▶ _WHAT TO DO_
Copy out every line from the records that includes "DevOps".

▶ _RAW DATA_

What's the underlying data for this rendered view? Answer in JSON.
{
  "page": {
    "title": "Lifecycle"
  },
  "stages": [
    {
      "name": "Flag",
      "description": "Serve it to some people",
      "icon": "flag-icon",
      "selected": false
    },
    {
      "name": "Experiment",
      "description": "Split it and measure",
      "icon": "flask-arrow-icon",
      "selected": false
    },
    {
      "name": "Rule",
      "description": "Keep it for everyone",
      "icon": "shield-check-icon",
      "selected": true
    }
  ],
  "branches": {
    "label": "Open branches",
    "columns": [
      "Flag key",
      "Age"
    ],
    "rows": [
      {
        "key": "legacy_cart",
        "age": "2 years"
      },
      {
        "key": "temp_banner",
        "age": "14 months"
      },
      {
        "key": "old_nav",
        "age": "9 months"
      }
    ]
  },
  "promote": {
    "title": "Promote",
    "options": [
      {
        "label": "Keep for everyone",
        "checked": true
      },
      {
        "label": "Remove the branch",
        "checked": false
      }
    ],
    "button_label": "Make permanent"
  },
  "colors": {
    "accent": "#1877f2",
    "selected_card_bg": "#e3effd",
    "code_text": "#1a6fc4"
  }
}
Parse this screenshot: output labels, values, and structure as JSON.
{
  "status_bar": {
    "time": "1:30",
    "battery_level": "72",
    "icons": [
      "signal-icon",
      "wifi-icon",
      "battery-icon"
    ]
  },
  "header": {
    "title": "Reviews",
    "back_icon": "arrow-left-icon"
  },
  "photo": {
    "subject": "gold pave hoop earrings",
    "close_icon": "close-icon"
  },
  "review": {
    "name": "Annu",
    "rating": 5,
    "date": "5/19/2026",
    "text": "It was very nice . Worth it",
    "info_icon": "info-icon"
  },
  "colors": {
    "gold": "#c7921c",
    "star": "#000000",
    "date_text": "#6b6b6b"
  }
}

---

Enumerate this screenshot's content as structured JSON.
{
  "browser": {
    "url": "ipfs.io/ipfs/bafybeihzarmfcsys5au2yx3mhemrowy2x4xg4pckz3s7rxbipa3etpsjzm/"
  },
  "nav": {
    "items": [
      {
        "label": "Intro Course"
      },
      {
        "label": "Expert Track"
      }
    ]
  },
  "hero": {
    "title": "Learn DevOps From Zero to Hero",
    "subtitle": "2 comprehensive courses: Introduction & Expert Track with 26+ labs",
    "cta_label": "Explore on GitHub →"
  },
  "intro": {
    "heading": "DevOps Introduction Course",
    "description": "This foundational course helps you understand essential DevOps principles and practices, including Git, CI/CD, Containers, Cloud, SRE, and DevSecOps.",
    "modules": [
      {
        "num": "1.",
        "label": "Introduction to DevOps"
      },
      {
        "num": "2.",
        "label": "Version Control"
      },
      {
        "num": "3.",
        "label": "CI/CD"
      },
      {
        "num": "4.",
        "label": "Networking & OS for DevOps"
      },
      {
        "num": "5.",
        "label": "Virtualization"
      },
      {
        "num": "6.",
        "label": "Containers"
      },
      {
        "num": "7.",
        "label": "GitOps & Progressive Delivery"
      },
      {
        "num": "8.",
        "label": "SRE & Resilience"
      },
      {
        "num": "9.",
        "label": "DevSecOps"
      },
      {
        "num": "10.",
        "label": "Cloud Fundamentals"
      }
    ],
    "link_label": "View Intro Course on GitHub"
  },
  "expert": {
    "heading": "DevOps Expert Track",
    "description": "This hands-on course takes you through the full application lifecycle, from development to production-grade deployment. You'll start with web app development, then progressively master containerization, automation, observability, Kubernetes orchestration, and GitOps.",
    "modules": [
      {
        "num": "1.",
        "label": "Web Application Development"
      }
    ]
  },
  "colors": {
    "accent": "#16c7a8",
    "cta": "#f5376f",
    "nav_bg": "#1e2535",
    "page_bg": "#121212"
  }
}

▶ _EXERCISE SOLUTION_
    "title": "Learn DevOps From Zero to Hero",
    "heading": "DevOps Introduction Course",
    "description": "This foundational course helps you understand essential DevOps principles and practices, including Git, CI/CD, Containers, Cloud, SRE, and DevSecOps.",
        "label": "Introduction to DevOps"
        "label": "Networking & OS for DevOps"
    "heading": "DevOps Expert Track",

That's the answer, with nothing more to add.